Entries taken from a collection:
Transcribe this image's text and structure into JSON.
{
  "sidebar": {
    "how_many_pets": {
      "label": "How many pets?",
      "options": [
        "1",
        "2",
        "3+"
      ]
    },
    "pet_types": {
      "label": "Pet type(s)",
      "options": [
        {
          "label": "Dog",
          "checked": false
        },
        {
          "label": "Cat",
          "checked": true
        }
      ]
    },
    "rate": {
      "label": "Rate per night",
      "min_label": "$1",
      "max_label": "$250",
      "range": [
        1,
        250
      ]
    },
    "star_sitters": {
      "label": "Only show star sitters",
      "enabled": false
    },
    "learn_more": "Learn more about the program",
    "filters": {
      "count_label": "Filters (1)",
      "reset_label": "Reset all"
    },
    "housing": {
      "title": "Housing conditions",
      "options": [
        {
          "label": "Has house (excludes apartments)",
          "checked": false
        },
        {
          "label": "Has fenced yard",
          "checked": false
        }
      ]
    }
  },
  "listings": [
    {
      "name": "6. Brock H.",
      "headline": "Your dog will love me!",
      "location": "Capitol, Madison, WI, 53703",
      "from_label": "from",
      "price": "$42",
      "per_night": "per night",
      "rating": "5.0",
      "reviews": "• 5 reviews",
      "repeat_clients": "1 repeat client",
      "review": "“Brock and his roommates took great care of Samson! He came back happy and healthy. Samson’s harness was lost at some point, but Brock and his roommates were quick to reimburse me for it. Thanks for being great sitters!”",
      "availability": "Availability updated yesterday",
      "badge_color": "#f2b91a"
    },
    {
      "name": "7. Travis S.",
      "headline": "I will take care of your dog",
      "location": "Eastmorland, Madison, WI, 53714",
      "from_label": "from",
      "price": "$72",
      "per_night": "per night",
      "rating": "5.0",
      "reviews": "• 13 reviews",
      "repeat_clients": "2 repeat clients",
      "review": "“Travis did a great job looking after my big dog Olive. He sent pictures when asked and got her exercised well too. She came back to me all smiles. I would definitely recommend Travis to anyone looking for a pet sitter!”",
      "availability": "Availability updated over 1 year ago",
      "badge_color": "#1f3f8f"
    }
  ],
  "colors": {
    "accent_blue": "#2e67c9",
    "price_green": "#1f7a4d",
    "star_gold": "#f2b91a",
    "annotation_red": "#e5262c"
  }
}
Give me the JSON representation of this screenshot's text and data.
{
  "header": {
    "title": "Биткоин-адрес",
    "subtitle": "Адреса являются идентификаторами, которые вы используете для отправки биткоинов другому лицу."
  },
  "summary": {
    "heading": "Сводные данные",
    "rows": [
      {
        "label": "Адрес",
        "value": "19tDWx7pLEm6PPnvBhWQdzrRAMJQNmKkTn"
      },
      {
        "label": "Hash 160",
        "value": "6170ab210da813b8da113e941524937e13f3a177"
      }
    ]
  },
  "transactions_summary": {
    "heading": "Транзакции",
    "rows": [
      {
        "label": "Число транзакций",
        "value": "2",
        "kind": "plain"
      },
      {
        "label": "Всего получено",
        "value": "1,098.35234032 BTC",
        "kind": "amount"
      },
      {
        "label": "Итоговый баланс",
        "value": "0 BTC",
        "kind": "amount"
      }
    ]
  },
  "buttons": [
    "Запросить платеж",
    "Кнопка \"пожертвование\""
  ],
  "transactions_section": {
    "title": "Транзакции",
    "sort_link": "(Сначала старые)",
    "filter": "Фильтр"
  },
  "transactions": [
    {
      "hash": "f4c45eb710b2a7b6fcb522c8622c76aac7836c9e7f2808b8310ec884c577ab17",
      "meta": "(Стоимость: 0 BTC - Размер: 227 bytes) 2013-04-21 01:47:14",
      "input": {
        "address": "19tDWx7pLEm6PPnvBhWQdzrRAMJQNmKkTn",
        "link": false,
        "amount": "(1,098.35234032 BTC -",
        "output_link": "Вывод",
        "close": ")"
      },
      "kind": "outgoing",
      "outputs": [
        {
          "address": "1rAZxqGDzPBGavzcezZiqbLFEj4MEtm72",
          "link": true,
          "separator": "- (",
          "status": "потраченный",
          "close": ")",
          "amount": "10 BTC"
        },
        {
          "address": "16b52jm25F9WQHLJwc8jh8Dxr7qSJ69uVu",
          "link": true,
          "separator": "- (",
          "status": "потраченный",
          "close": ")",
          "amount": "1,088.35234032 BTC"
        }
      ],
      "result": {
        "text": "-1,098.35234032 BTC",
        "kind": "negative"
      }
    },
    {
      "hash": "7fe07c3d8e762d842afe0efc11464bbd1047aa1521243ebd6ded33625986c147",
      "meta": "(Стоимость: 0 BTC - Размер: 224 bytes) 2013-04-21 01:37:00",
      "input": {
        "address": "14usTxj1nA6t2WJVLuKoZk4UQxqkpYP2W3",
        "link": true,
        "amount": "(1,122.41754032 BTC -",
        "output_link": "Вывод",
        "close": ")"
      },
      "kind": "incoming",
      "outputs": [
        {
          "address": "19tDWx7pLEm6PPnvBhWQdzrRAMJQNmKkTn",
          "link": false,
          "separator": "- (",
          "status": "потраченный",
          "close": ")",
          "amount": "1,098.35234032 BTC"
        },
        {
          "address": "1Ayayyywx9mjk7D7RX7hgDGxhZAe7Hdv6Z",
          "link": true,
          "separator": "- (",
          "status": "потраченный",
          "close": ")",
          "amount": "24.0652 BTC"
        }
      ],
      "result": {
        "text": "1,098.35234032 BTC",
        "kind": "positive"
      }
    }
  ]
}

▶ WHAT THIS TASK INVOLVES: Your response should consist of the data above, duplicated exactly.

▶ RESPONSE BELOW:
Transcribe this image's text and structure into JSON.
{
  "sidebar": {
    "how_many_pets": {
      "label": "How many pets?",
      "options": [
        "1",
        "2",
        "3+"
      ]
    },
    "pet_types": {
      "label": "Pet type(s)",
      "options": [
        {
          "label": "Dog",
          "checked": false
        },
        {
          "label": "Cat",
          "checked": true
        }
      ]
    },
    "rate": {
      "label": "Rate per night",
      "min_label": "$1",
      "max_label": "$250",
      "range": [
        1,
        250
      ]
    },
    "star_sitters": {
      "label": "Only show star sitters",
      "enabled": false
    },
    "learn_more": "Learn more about the program",
    "filters": {
      "count_label": "Filters (1)",
      "reset_label": "Reset all"
    },
    "housing": {
      "title": "Housing conditions",
      "options": [
        {
          "label": "Has house (excludes apartments)",
          "checked": false
        },
        {
          "label": "Has fenced yard",
          "checked": false
        }
      ]
    }
  },
  "listings": [
    {
      "name": "6. Brock H.",
      "headline": "Your dog will love me!",
      "location": "Capitol, Madison, WI, 53703",
      "from_label": "from",
      "price": "$42",
      "per_night": "per night",
      "rating": "5.0",
      "reviews": "• 5 reviews",
      "repeat_clients": "1 repeat client",
      "review": "“Brock and his roommates took great care of Samson! He came back happy and healthy. Samson’s harness was lost at some point, but Brock and his roommates were quick to reimburse me for it. Thanks for being great sitters!”",
      "availability": "Availability updated yesterday",
      "badge_color": "#f2b91a"
    },
    {
      "name": "7. Travis S.",
      "headline": "I will take care of your dog",
      "location": "Eastmorland, Madison, WI, 53714",
      "from_label": "from",
      "price": "$72",
      "per_night": "per night",
      "rating": "5.0",
      "reviews": "• 13 reviews",
      "repeat_clients": "2 repeat clients",
      "review": "“Travis did a great job looking after my big dog Olive. He sent pictures when asked and got her exercised well too. She came back to me all smiles. I would definitely recommend Travis to anyone looking for a pet sitter!”",
      "availability": "Availability updated over 1 year ago",
      "badge_color": "#1f3f8f"
    }
  ],
  "colors": {
    "accent_blue": "#2e67c9",
    "price_green": "#1f7a4d",
    "star_gold": "#f2b91a",
    "annotation_red": "#e5262c"
  }
}
Give me the JSON representation of this screenshot's text and data.
{
  "header": {
    "title": "Биткоин-адрес",
    "subtitle": "Адреса являются идентификаторами, которые вы используете для отправки биткоинов другому лицу."
  },
  "summary": {
    "heading": "Сводные данные",
    "rows": [
      {
        "label": "Адрес",
        "value": "19tDWx7pLEm6PPnvBhWQdzrRAMJQNmKkTn"
      },
      {
        "label": "Hash 160",
        "value": "6170ab210da813b8da113e941524937e13f3a177"
      }
    ]
  },
  "transactions_summary": {
    "heading": "Транзакции",
    "rows": [
      {
        "label": "Число транзакций",
        "value": "2",
        "kind": "plain"
      },
      {
        "label": "Всего получено",
        "value": "1,098.35234032 BTC",
        "kind": "amount"
      },
      {
        "label": "Итоговый баланс",
        "value": "0 BTC",
        "kind": "amount"
      }
    ]
  },
  "buttons": [
    "Запросить платеж",
    "Кнопка \"пожертвование\""
  ],
  "transactions_section": {
    "title": "Транзакции",
    "sort_link": "(Сначала старые)",
    "filter": "Фильтр"
  },
  "transactions": [
    {
      "hash": "f4c45eb710b2a7b6fcb522c8622c76aac7836c9e7f2808b8310ec884c577ab17",
      "meta": "(Стоимость: 0 BTC - Размер: 227 bytes) 2013-04-21 01:47:14",
      "input": {
        "address": "19tDWx7pLEm6PPnvBhWQdzrRAMJQNmKkTn",
        "link": false,
        "amount": "(1,098.35234032 BTC -",
        "output_link": "Вывод",
        "close": ")"
      },
      "kind": "outgoing",
      "outputs": [
        {
          "address": "1rAZxqGDzPBGavzcezZiqbLFEj4MEtm72",
          "link": true,
          "separator": "- (",
          "status": "потраченный",
          "close": ")",
          "amount": "10 BTC"
        },
        {
          "address": "16b52jm25F9WQHLJwc8jh8Dxr7qSJ69uVu",
          "link": true,
          "separator": "- (",
          "status": "потраченный",
          "close": ")",
          "amount": "1,088.35234032 BTC"
        }
      ],
      "result": {
        "text": "-1,098.35234032 BTC",
        "kind": "negative"
      }
    },
    {
      "hash": "7fe07c3d8e762d842afe0efc11464bbd1047aa1521243ebd6ded33625986c147",
      "meta": "(Стоимость: 0 BTC - Размер: 224 bytes) 2013-04-21 01:37:00",
      "input": {
        "address": "14usTxj1nA6t2WJVLuKoZk4UQxqkpYP2W3",
        "link": true,
        "amount": "(1,122.41754032 BTC -",
        "output_link": "Вывод",
        "close": ")"
      },
      "kind": "incoming",
      "outputs": [
        {
          "address": "19tDWx7pLEm6PPnvBhWQdzrRAMJQNmKkTn",
          "link": false,
          "separator": "- (",
          "status": "потраченный",
          "close": ")",
          "amount": "1,098.35234032 BTC"
        },
        {
          "address": "1Ayayyywx9mjk7D7RX7hgDGxhZAe7Hdv6Z",
          "link": true,
          "separator": "- (",
          "status": "потраченный",
          "close": ")",
          "amount": "24.0652 BTC"
        }
      ],
      "result": {
        "text": "1,098.35234032 BTC",
        "kind": "positive"
      }
    }
  ]
}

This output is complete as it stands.